Hoon was a talented musician, but as the film makes fairly obvious, his gift for being in the right place at the right time proved equally important. Shortly after leaving his native Indiana for L.A., Hoon managed to notch a major recording credit when Axl Rose – who had known Hoon’s sister back when he himself was a misfit Indiana teenager – invited him to record backing vocals for Guns N’ Roses’ megaselling “Use Your Illusion” albums. (Hoon’s camera catches a between-takes Rose in the studio, and he seems less than enthused to be a supporting player in this hometown kid’s video project.) Subsequently, with the rise of grunge leading record labels to throw resources around willy-nilly in search of the next Nirvana, Blind Melon was signed to a lucrative contract despite barely having enough songs to fill out a proper demo tape. And even then, their debut album languished in stores until the music video for “No Rain” – a sentimental burst of sunshine in a rock milieu that was wallowing in depression and darkness – helped buoy it to an enviable spot on the pop charts.
Blind Melon had a hard time maintaining that momentum: a follow-up album sold quite poorly, and one can clearly sense a growing realization within the band that perhaps their time on top was destined to be fleeting. One almost imagines there’s a lighter version of the Blind Melon story, with Hoon happily pursuing some other mode of expression and passing Zelig-like through other eras, but his addictions made that impossible.
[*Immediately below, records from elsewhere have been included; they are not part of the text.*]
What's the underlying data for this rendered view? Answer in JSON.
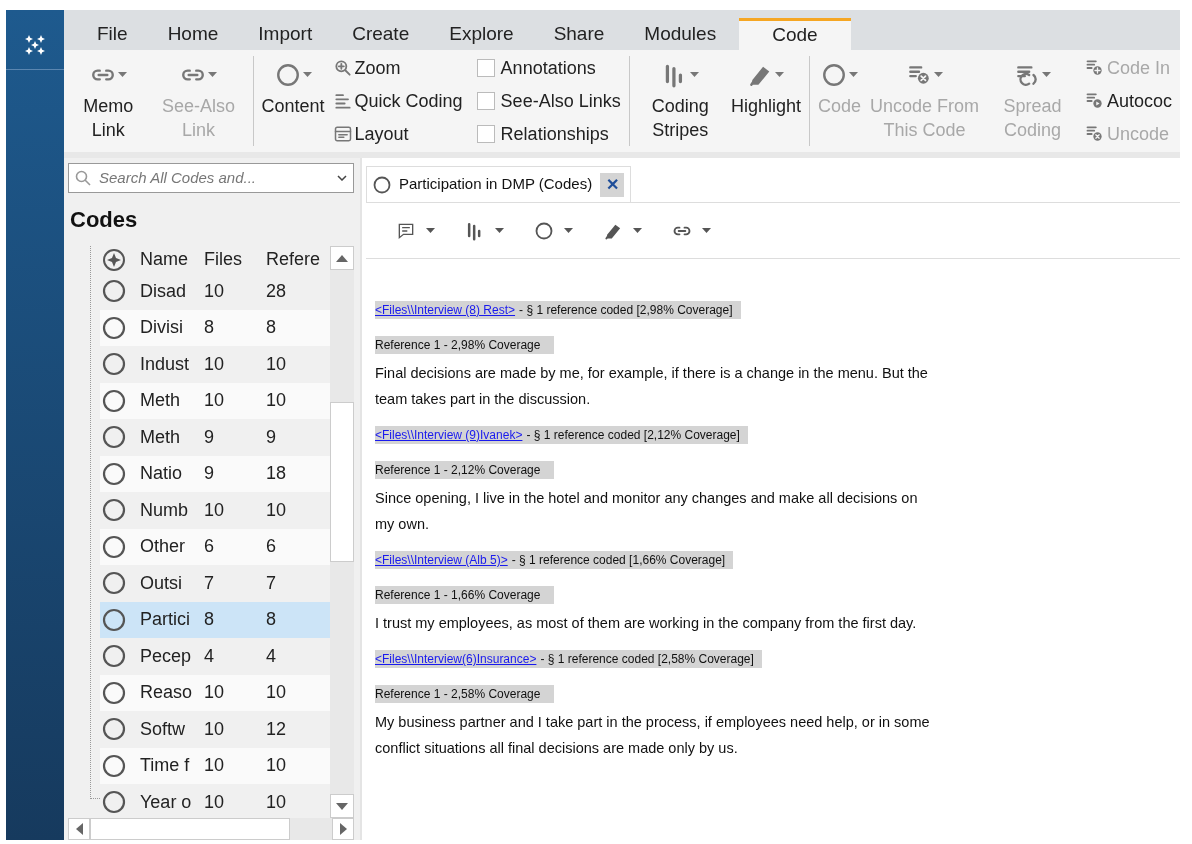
{
  "menu_tabs": [
    {
      "label": "File",
      "selected": false
    },
    {
      "label": "Home",
      "selected": false
    },
    {
      "label": "Import",
      "selected": false
    },
    {
      "label": "Create",
      "selected": false
    },
    {
      "label": "Explore",
      "selected": false
    },
    {
      "label": "Share",
      "selected": false
    },
    {
      "label": "Modules",
      "selected": false
    },
    {
      "label": "Code",
      "selected": true
    }
  ],
  "ribbon": {
    "groups": [
      {
        "columns": [
          {
            "kind": "large",
            "label": "Memo Link",
            "disabled": false
          },
          {
            "kind": "large",
            "label": "See-Also Link",
            "disabled": true
          }
        ]
      },
      {
        "columns": [
          {
            "kind": "large",
            "label": "Content",
            "disabled": false
          },
          {
            "kind": "stack",
            "items": [
              {
                "kind": "small",
                "label": "Zoom",
                "disabled": false
              },
              {
                "kind": "small",
                "label": "Quick Coding",
                "disabled": false
              },
              {
                "kind": "small",
                "label": "Layout",
                "disabled": false
              }
            ]
          },
          {
            "kind": "stack",
            "items": [
              {
                "kind": "check",
                "label": "Annotations",
                "checked": false
              },
              {
                "kind": "check",
                "label": "See-Also Links",
                "checked": false
              },
              {
                "kind": "check",
                "label": "Relationships",
                "checked": false
              }
            ]
          }
        ]
      },
      {
        "columns": [
          {
            "kind": "large",
            "label": "Coding Stripes",
            "disabled": false
          },
          {
            "kind": "large",
            "label": "Highlight",
            "disabled": false
          }
        ]
      },
      {
        "columns": [
          {
            "kind": "large",
            "label": "Code",
            "disabled": true
          },
          {
            "kind": "large",
            "label": "Uncode From This Code",
            "disabled": true
          },
          {
            "kind": "large",
            "label": "Spread Coding",
            "disabled": true
          },
          {
            "kind": "stack",
            "items": [
              {
                "kind": "small",
                "label": "Code In",
                "disabled": true
              },
              {
                "kind": "small",
                "label": "Autococ",
                "disabled": false
              },
              {
                "kind": "small",
                "label": "Uncode",
                "disabled": true
              }
            ]
          }
        ]
      }
    ]
  },
  "search": {
    "placeholder": "Search All Codes and..."
  },
  "codes_panel": {
    "title": "Codes",
    "columns": [
      "Name",
      "Files",
      "Refere"
    ],
    "rows": [
      {
        "name": "Disad",
        "files": "10",
        "references": "28",
        "selected": false
      },
      {
        "name": "Divisi",
        "files": "8",
        "references": "8",
        "selected": false
      },
      {
        "name": "Indust",
        "files": "10",
        "references": "10",
        "selected": false
      },
      {
        "name": "Meth",
        "files": "10",
        "references": "10",
        "selected": false
      },
      {
        "name": "Meth",
        "files": "9",
        "references": "9",
        "selected": false
      },
      {
        "name": "Natio",
        "files": "9",
        "references": "18",
        "selected": false
      },
      {
        "name": "Numb",
        "files": "10",
        "references": "10",
        "selected": false
      },
      {
        "name": "Other",
        "files": "6",
        "references": "6",
        "selected": false
      },
      {
        "name": "Outsi",
        "files": "7",
        "references": "7",
        "selected": false
      },
      {
        "name": "Partici",
        "files": "8",
        "references": "8",
        "selected": true
      },
      {
        "name": "Pecep",
        "files": "4",
        "references": "4",
        "selected": false
      },
      {
        "name": "Reaso",
        "files": "10",
        "references": "10",
        "selected": false
      },
      {
        "name": "Softw",
        "files": "10",
        "references": "12",
        "selected": false
      },
      {
        "name": "Time f",
        "files": "10",
        "references": "10",
        "selected": false
      },
      {
        "name": "Year o",
        "files": "10",
        "references": "10",
        "selected": false
      }
    ]
  },
  "document": {
    "tab": {
      "label": "Participation in DMP (Codes)",
      "close": "✕"
    },
    "entries": [
      {
        "link": "<Files\\\\Interview (8) Rest>",
        "summary": "- § 1 reference coded  [2,98% Coverage]",
        "reference": "Reference 1 - 2,98% Coverage",
        "text": "Final decisions are made by me, for example, if there is a change in the menu. But the team takes part in the discussion."
      },
      {
        "link": "<Files\\\\Interview (9)Ivanek>",
        "summary": "- § 1 reference coded  [2,12% Coverage]",
        "reference": "Reference 1 - 2,12% Coverage",
        "text": "Since opening, I live in the hotel and monitor any changes and make all decisions on my own."
      },
      {
        "link": "<Files\\\\Interview (Alb 5)>",
        "summary": "- § 1 reference coded  [1,66% Coverage]",
        "reference": "Reference 1 - 1,66% Coverage",
        "text": "I trust my employees, as most of them are working in the company from the first day."
      },
      {
        "link": "<Files\\\\Interview(6)Insurance>",
        "summary": "- § 1 reference coded  [2,58% Coverage]",
        "reference": "Reference 1 - 2,58% Coverage",
        "text": "My business partner and I take part in the process, if employees need help, or in some conflict situations all final decisions are made only by us."
      }
    ]
  }
}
The singer speaks openly about the pervasive legacy of alcoholism in his own family, and matter-of-factly begins video sessions with statements like, “I broke eleven months of sobriety yesterday.” Absent any contemporary interviews, it’s hard to take in the full picture of his struggles, though there are plenty of moments where that struggle is painfully evident, especially when he seems to be recording himself simply because he doesn’t have anyone else to talk to.
At one point, Hoon is asked how he keeps from getting lost in the whirlwind of stardom that has taken over his life, and he replies that this is the very reason he’s always walking around with a video camera: capturing enough of the mayhem so that he can try to make sense of it later on, when things finally calm down. He never got that opportunity, but full credit to the makers of “All I Can Say” for giving the rest of us a chance.